The current numbers from Showtime and Golden Boy Promotions point to 2.2 million buys. The record? Mayweather vs Oscar De La Hoya from 2007, which had 2.52 million buying the right to watch the fight, and generated $136 million. In today’s money it would have been $153 after the inflation adjustment.
Right now, the numbers for Mayweather vs Canelo are at $150 million, but it takes a while to get all the numbers from PPV fights, and they should rise to the 2.5 million or possibly more. In terms of actual money, no fight has ever made more, while Mayweather keeps setting records for his ability to put people in front of the screen, whether they’re rooting for him or against him.
This is what we anticipated when we formed our partnership with CBS/Showtime (in early 2013) — record-breaking results. We’re just ecstatic and we want to thank the fans for supporting this promotion. It was a lot of hard work. Everybody busted their behinds but Floyd has tremendous star power and the ability to attract new fans with the support of Showtime and CBS with their plethora of platforms that we were able to utilize. It’s just been remarkable. It’s the best working with the best.
There wasn’t this much of optimism after Mayweather fought Guerrero in May, in a fight that had less than 1 million buys, and probably lost money to Showtime, while Mayweather picked up around $40 million anyway. The addition of Alvarez to the card changed things, and its rumored that around 77% of all households with television sets in Mexico tuned in to the fight, meaning over 22 million tuned it to watch the fight.
Mayweather took the guaranteed $41.5 million from the fight, but there’s a very good chance he’ll reach an incredible $100 million when the money is all counted up. Alvarez ends up with more than $12 million guaranteed, obviously his biggest ever payday, but he’ll probably end up with a lot more depending on his deal.

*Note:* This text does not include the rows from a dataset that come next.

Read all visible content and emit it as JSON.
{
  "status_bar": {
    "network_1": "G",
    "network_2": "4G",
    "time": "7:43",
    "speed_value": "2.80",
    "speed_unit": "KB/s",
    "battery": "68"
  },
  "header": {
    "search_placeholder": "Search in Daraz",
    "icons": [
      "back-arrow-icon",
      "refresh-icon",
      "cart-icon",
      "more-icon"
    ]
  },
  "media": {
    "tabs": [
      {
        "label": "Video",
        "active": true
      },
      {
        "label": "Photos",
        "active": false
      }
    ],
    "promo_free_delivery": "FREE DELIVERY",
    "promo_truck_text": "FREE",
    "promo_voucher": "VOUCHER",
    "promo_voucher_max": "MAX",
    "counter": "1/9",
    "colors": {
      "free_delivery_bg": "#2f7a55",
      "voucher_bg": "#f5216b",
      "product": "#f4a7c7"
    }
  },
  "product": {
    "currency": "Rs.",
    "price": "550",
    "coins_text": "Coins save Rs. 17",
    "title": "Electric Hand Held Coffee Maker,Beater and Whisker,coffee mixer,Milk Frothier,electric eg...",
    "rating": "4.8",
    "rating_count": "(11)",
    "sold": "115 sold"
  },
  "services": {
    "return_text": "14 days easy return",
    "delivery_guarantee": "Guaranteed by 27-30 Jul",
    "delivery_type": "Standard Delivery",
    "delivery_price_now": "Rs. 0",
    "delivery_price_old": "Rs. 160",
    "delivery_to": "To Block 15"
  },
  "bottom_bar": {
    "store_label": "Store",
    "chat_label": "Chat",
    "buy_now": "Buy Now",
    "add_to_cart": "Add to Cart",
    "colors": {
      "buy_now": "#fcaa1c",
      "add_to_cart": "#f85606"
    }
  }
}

Over 16,000 were in attendance for the fight, generating just over $20 million, was another record. The Las Vegas closed-circuit record, selling out 26,163 tickets for a gross of $2,615,360, was another record set by the fight. Mayweather is obviously the biggest name in boxing, but Alvarez definitely helped. The problem is moving from here and trying to make this huge financial achievement into something that helps the whole of boxing, and not just a single individual.